Items listed in a dataset:
>>>
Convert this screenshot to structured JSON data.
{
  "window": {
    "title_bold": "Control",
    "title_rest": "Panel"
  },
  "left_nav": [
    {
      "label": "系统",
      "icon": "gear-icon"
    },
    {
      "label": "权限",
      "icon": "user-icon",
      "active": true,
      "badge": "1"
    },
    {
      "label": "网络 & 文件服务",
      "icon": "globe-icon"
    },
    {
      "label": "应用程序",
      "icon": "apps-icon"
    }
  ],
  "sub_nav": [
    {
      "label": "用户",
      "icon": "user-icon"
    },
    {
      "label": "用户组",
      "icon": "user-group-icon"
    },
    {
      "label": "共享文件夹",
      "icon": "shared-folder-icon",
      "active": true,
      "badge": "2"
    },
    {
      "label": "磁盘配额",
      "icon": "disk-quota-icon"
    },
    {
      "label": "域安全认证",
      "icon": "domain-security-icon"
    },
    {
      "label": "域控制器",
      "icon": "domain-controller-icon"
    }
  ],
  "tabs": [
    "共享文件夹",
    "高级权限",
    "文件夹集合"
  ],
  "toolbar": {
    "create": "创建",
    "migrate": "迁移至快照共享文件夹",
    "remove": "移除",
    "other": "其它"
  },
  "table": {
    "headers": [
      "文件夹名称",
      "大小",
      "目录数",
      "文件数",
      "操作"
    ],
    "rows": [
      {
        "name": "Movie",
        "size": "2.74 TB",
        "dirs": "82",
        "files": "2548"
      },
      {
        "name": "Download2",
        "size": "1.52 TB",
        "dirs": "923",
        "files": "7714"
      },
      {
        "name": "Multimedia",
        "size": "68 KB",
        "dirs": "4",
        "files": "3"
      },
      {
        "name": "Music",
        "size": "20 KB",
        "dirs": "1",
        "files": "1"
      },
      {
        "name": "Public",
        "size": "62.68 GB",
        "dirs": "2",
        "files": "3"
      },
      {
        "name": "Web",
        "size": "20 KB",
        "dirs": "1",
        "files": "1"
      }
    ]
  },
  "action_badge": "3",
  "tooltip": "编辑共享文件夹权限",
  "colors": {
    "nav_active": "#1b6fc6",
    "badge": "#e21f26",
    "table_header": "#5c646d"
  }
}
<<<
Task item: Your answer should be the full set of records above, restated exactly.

Completed exercise:
Convert this screenshot to structured JSON data.
{
  "window": {
    "title_bold": "Control",
    "title_rest": "Panel"
  },
  "left_nav": [
    {
      "label": "系统",
      "icon": "gear-icon"
    },
    {
      "label": "权限",
      "icon": "user-icon",
      "active": true,
      "badge": "1"
    },
    {
      "label": "网络 & 文件服务",
      "icon": "globe-icon"
    },
    {
      "label": "应用程序",
      "icon": "apps-icon"
    }
  ],
  "sub_nav": [
    {
      "label": "用户",
      "icon": "user-icon"
    },
    {
      "label": "用户组",
      "icon": "user-group-icon"
    },
    {
      "label": "共享文件夹",
      "icon": "shared-folder-icon",
      "active": true,
      "badge": "2"
    },
    {
      "label": "磁盘配额",
      "icon": "disk-quota-icon"
    },
    {
      "label": "域安全认证",
      "icon": "domain-security-icon"
    },
    {
      "label": "域控制器",
      "icon": "domain-controller-icon"
    }
  ],
  "tabs": [
    "共享文件夹",
    "高级权限",
    "文件夹集合"
  ],
  "toolbar": {
    "create": "创建",
    "migrate": "迁移至快照共享文件夹",
    "remove": "移除",
    "other": "其它"
  },
  "table": {
    "headers": [
      "文件夹名称",
      "大小",
      "目录数",
      "文件数",
      "操作"
    ],
    "rows": [
      {
        "name": "Movie",
        "size": "2.74 TB",
        "dirs": "82",
        "files": "2548"
      },
      {
        "name": "Download2",
        "size": "1.52 TB",
        "dirs": "923",
        "files": "7714"
      },
      {
        "name": "Multimedia",
        "size": "68 KB",
        "dirs": "4",
        "files": "3"
      },
      {
        "name": "Music",
        "size": "20 KB",
        "dirs": "1",
        "files": "1"
      },
      {
        "name": "Public",
        "size": "62.68 GB",
        "dirs": "2",
        "files": "3"
      },
      {
        "name": "Web",
        "size": "20 KB",
        "dirs": "1",
        "files": "1"
      }
    ]
  },
  "action_badge": "3",
  "tooltip": "编辑共享文件夹权限",
  "colors": {
    "nav_active": "#1b6fc6",
    "badge": "#e21f26",
    "table_header": "#5c646d"
  }
}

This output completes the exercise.